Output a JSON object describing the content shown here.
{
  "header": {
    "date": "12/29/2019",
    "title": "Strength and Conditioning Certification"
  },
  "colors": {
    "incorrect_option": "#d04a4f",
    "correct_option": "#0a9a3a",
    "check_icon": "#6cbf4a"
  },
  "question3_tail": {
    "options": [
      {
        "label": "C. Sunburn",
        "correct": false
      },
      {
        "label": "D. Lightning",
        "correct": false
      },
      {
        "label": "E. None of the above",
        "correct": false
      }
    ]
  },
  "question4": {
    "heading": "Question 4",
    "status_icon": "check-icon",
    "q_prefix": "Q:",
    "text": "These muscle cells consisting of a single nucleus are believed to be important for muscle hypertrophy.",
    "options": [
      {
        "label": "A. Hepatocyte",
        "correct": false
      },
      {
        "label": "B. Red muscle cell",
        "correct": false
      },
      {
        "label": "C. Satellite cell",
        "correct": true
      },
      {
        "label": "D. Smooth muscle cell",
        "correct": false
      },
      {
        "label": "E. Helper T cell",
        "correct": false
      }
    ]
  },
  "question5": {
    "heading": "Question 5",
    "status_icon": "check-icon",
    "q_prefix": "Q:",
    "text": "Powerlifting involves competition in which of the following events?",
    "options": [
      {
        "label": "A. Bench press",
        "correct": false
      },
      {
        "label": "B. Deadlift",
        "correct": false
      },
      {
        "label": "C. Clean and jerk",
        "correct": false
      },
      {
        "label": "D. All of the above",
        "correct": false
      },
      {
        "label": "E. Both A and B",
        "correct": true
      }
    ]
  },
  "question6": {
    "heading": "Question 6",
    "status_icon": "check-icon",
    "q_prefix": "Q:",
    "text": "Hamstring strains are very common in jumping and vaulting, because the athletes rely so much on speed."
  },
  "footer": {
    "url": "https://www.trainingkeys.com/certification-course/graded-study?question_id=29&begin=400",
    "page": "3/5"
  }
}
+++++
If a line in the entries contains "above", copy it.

Answer to this task:
        "label": "E. None of the above",
        "label": "D. All of the above",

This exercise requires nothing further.